Creative's audio/video player gains ground on the iPod

In terms of look and feel, the Vision:M still lags behind the iPod

Our Verdict

Wins on its technical merits alone, and not a bad sense of style either


  • Great screen
  • Easy to use
  • Gorgeous video playback
  • Packed with features

Creative started making audio players before they became personal. They were hulking, oversized Discman-style leviathans. Then came the iPod and while Creative laboured over largely unappealing Zen series players, Apple stormed ahead, trumping Creative in terms of desirability and simplicity.

So we arrive at the Vision:M. It's the company's latest attempt to usurp the high ground taken by the iPod and, technically, it's a lot better than Apple's player.

Pleasing to the eye

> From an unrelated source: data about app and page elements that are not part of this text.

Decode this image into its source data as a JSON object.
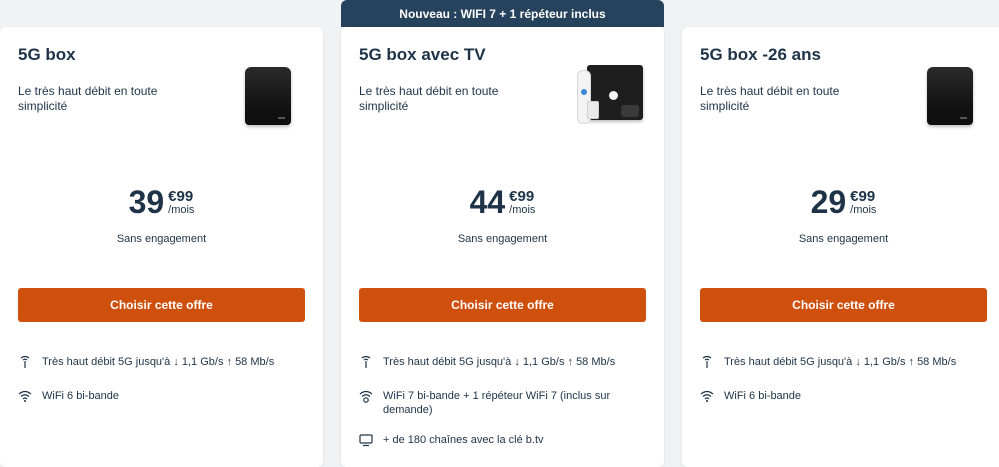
{
  "ribbon": "Nouveau : WIFI 7 + 1 répéteur inclus",
  "offers": [
    {
      "title": "5G box",
      "subtitle": "Le très haut débit en toute simplicité",
      "price_int": "39",
      "price_cents": "€99",
      "price_period": "/mois",
      "engagement": "Sans engagement",
      "cta": "Choisir cette offre",
      "features": [
        {
          "icon": "antenna-icon",
          "text": "Très haut débit 5G jusqu'à ↓ 1,1 Gb/s  ↑ 58 Mb/s"
        },
        {
          "icon": "wifi-icon",
          "text": "WiFi 6 bi-bande"
        }
      ]
    },
    {
      "title": "5G box avec TV",
      "subtitle": "Le très haut débit en toute simplicité",
      "price_int": "44",
      "price_cents": "€99",
      "price_period": "/mois",
      "engagement": "Sans engagement",
      "cta": "Choisir cette offre",
      "features": [
        {
          "icon": "antenna-icon",
          "text": "Très haut débit 5G jusqu'à ↓ 1,1 Gb/s  ↑ 58 Mb/s"
        },
        {
          "icon": "wifi-repeater-icon",
          "text": "WiFi 7 bi-bande + 1 répéteur WiFi 7 (inclus sur demande)"
        },
        {
          "icon": "tv-icon",
          "text": "+ de 180 chaînes avec la clé b.tv"
        }
      ]
    },
    {
      "title": "5G box -26 ans",
      "subtitle": "Le très haut débit en toute simplicité",
      "price_int": "29",
      "price_cents": "€99",
      "price_period": "/mois",
      "engagement": "Sans engagement",
      "cta": "Choisir cette offre",
      "features": [
        {
          "icon": "antenna-icon",
          "text": "Très haut débit 5G jusqu'à ↓ 1,1 Gb/s  ↑ 58 Mb/s"
        },
        {
          "icon": "wifi-icon",
          "text": "WiFi 6 bi-bande"
        }
      ]
    }
  ],
  "colors": {
    "primary_text": "#1e3347",
    "cta": "#cf4f0c",
    "ribbon": "#26425c"
  }
}
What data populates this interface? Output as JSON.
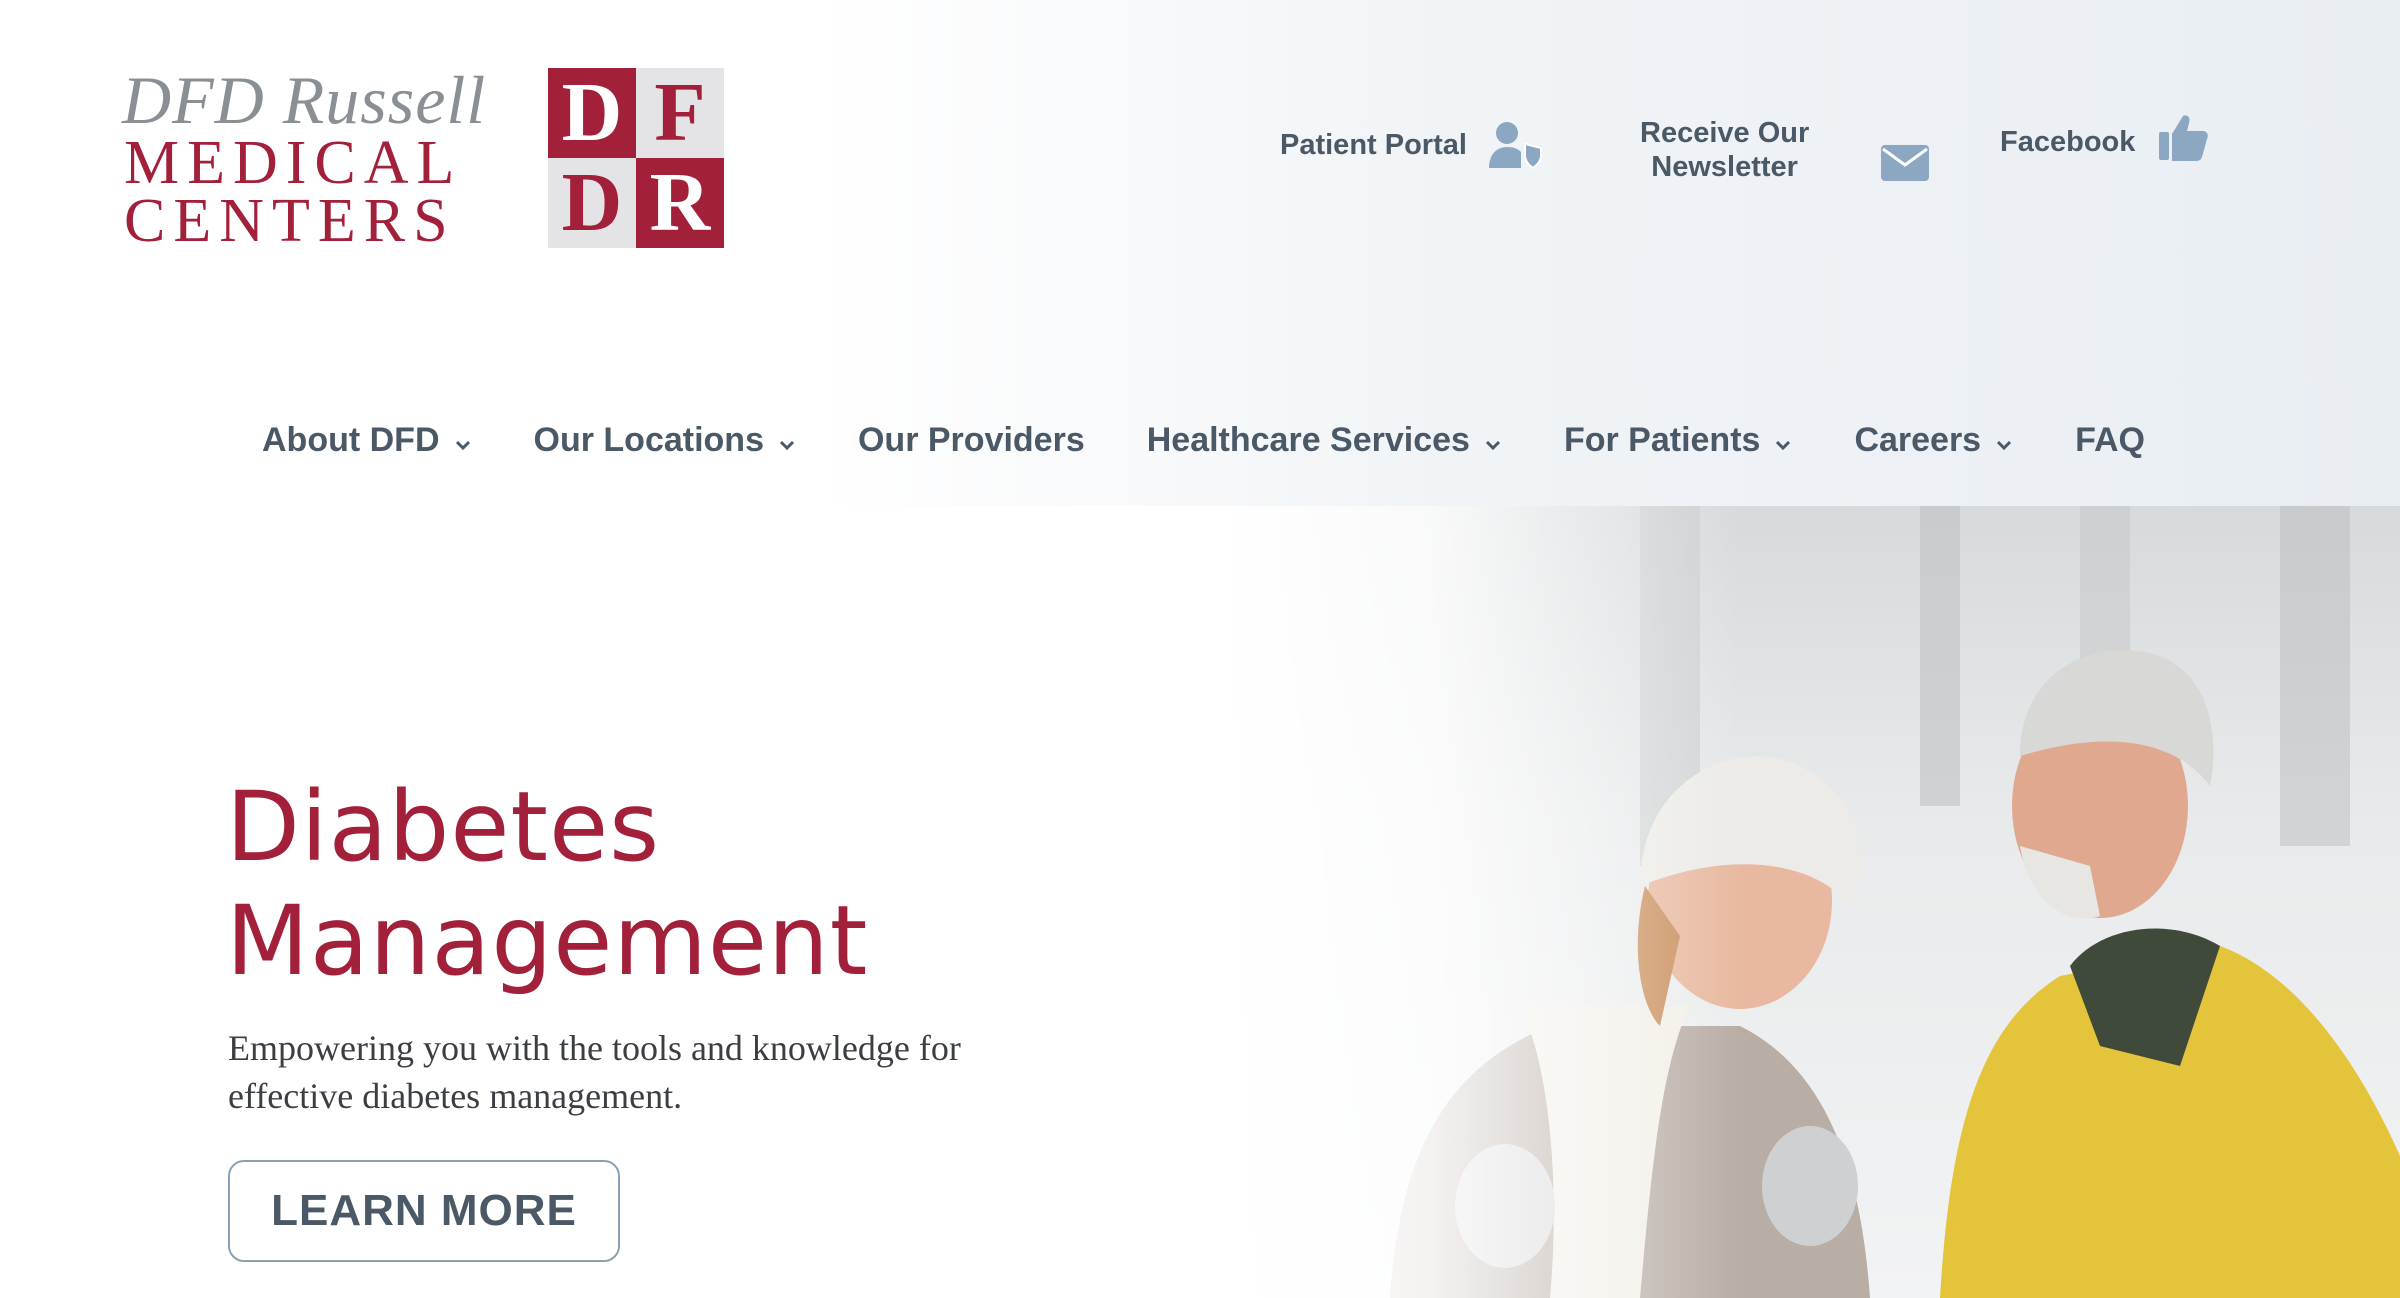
{
  "logo": {
    "script_text": "DFD Russell",
    "line1": "MEDICAL",
    "line2": "CENTERS",
    "mark": [
      "D",
      "F",
      "D",
      "R"
    ]
  },
  "utility": {
    "patient_portal": "Patient Portal",
    "newsletter_line1": "Receive Our",
    "newsletter_line2": "Newsletter",
    "facebook": "Facebook"
  },
  "nav": {
    "items": [
      {
        "label": "About DFD",
        "dropdown": true
      },
      {
        "label": "Our Locations",
        "dropdown": true
      },
      {
        "label": "Our Providers",
        "dropdown": false
      },
      {
        "label": "Healthcare Services",
        "dropdown": true
      },
      {
        "label": "For Patients",
        "dropdown": true
      },
      {
        "label": "Careers",
        "dropdown": true
      },
      {
        "label": "FAQ",
        "dropdown": false
      }
    ]
  },
  "hero": {
    "title_line1": "Diabetes",
    "title_line2": "Management",
    "subtitle": "Empowering you with the tools and knowledge for effective diabetes management.",
    "cta_label": "LEARN MORE"
  },
  "icons": {
    "patient_portal": "user-shield-icon",
    "newsletter": "envelope-icon",
    "facebook": "thumbs-up-icon",
    "dropdown": "chevron-down-icon"
  },
  "colors": {
    "brand_red": "#a3203a",
    "nav_text": "#4b5967",
    "icon_blue": "#8ba7c1",
    "button_border": "#8aa1b3"
  }
}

In terms of our look and feel, the Vision:M still lags behind the iPod. We like the chunky buttons and nice-looking front, but the interface isn't the smoothest and despite a chunky 1.9cm thickness, only 30GB of storage resides within the shell; we'd like to see this upped to at least 60GB, if not 80GB for this size of player.

The battery life doesn't quite achieve the claimed 14 hours, but it does a lot better than the iPod. It's available in a range of colours, too.

The Vision:M is superb in terms of video. Creative has pedigree in this area, of course, and most formats that it won't play natively can be converted on the fly. It won't play the H.264 video favoured by the iPod, but it will do pretty much everything else, including the oft-downloaded DivX and xViD as well as anything and everything to do with Windows Media Player.

The 2.5-inch screen has far better depth than the iPod, displaying images at 320 x 240 in 262,000 colours. Here, it pulls clear of the remaining competitors in this test.

Photo storage and slideshows are also supported while the Vision:M piles on the functionality with a voice recorder and FM radio. In terms of raw grunt, this is the Land Rover Defender to Apple's Toyota Rav4. Undoubtedly less pretty, but far better at the job in hand. Dan Grabham